GIVEN RECORDS:
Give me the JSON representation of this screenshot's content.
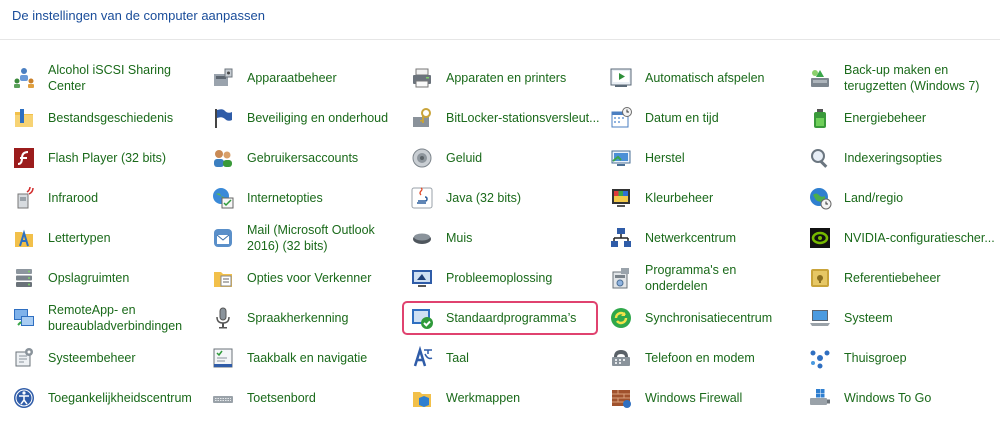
{
  "header": {
    "title": "De instellingen van de computer aanpassen"
  },
  "items": [
    {
      "label": "Alcohol iSCSI Sharing Center",
      "icon": "network-users-icon"
    },
    {
      "label": "Apparaatbeheer",
      "icon": "device-manager-icon"
    },
    {
      "label": "Apparaten en printers",
      "icon": "printer-icon"
    },
    {
      "label": "Automatisch afspelen",
      "icon": "autoplay-icon"
    },
    {
      "label": "Back-up maken en terugzetten (Windows 7)",
      "icon": "backup-icon"
    },
    {
      "label": "Bestandsgeschiedenis",
      "icon": "file-history-icon"
    },
    {
      "label": "Beveiliging en onderhoud",
      "icon": "flag-icon"
    },
    {
      "label": "BitLocker-stationsversleut...",
      "icon": "bitlocker-key-icon"
    },
    {
      "label": "Datum en tijd",
      "icon": "calendar-clock-icon"
    },
    {
      "label": "Energiebeheer",
      "icon": "battery-icon"
    },
    {
      "label": "Flash Player (32 bits)",
      "icon": "flash-icon"
    },
    {
      "label": "Gebruikersaccounts",
      "icon": "users-icon"
    },
    {
      "label": "Geluid",
      "icon": "speaker-icon"
    },
    {
      "label": "Herstel",
      "icon": "recovery-icon"
    },
    {
      "label": "Indexeringsopties",
      "icon": "magnifier-icon"
    },
    {
      "label": "Infrarood",
      "icon": "infrared-icon"
    },
    {
      "label": "Internetopties",
      "icon": "internet-options-icon"
    },
    {
      "label": "Java (32 bits)",
      "icon": "java-icon"
    },
    {
      "label": "Kleurbeheer",
      "icon": "color-management-icon"
    },
    {
      "label": "Land/regio",
      "icon": "globe-clock-icon"
    },
    {
      "label": "Lettertypen",
      "icon": "fonts-folder-icon"
    },
    {
      "label": "Mail (Microsoft Outlook 2016) (32 bits)",
      "icon": "mail-icon"
    },
    {
      "label": "Muis",
      "icon": "mouse-icon"
    },
    {
      "label": "Netwerkcentrum",
      "icon": "network-center-icon"
    },
    {
      "label": "NVIDIA-configuratiescher...",
      "icon": "nvidia-icon"
    },
    {
      "label": "Opslagruimten",
      "icon": "storage-spaces-icon"
    },
    {
      "label": "Opties voor Verkenner",
      "icon": "folder-options-icon"
    },
    {
      "label": "Probleemoplossing",
      "icon": "troubleshoot-icon"
    },
    {
      "label": "Programma's en onderdelen",
      "icon": "programs-icon"
    },
    {
      "label": "Referentiebeheer",
      "icon": "credential-vault-icon"
    },
    {
      "label": "RemoteApp- en bureaubladverbindingen",
      "icon": "remote-desktop-icon"
    },
    {
      "label": "Spraakherkenning",
      "icon": "microphone-icon"
    },
    {
      "label": "Standaardprogramma’s",
      "icon": "default-programs-icon"
    },
    {
      "label": "Synchronisatiecentrum",
      "icon": "sync-icon"
    },
    {
      "label": "Systeem",
      "icon": "laptop-icon"
    },
    {
      "label": "Systeembeheer",
      "icon": "admin-tools-icon"
    },
    {
      "label": "Taakbalk en navigatie",
      "icon": "taskbar-icon"
    },
    {
      "label": "Taal",
      "icon": "language-icon"
    },
    {
      "label": "Telefoon en modem",
      "icon": "phone-modem-icon"
    },
    {
      "label": "Thuisgroep",
      "icon": "homegroup-icon"
    },
    {
      "label": "Toegankelijkheidscentrum",
      "icon": "accessibility-icon"
    },
    {
      "label": "Toetsenbord",
      "icon": "keyboard-icon"
    },
    {
      "label": "Werkmappen",
      "icon": "work-folders-icon"
    },
    {
      "label": "Windows Firewall",
      "icon": "firewall-icon"
    },
    {
      "label": "Windows To Go",
      "icon": "windows-to-go-icon"
    }
  ],
  "highlighted_item": "Standaardprogramma’s"
}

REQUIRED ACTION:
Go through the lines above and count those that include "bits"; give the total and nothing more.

ANSWER SECTION:
3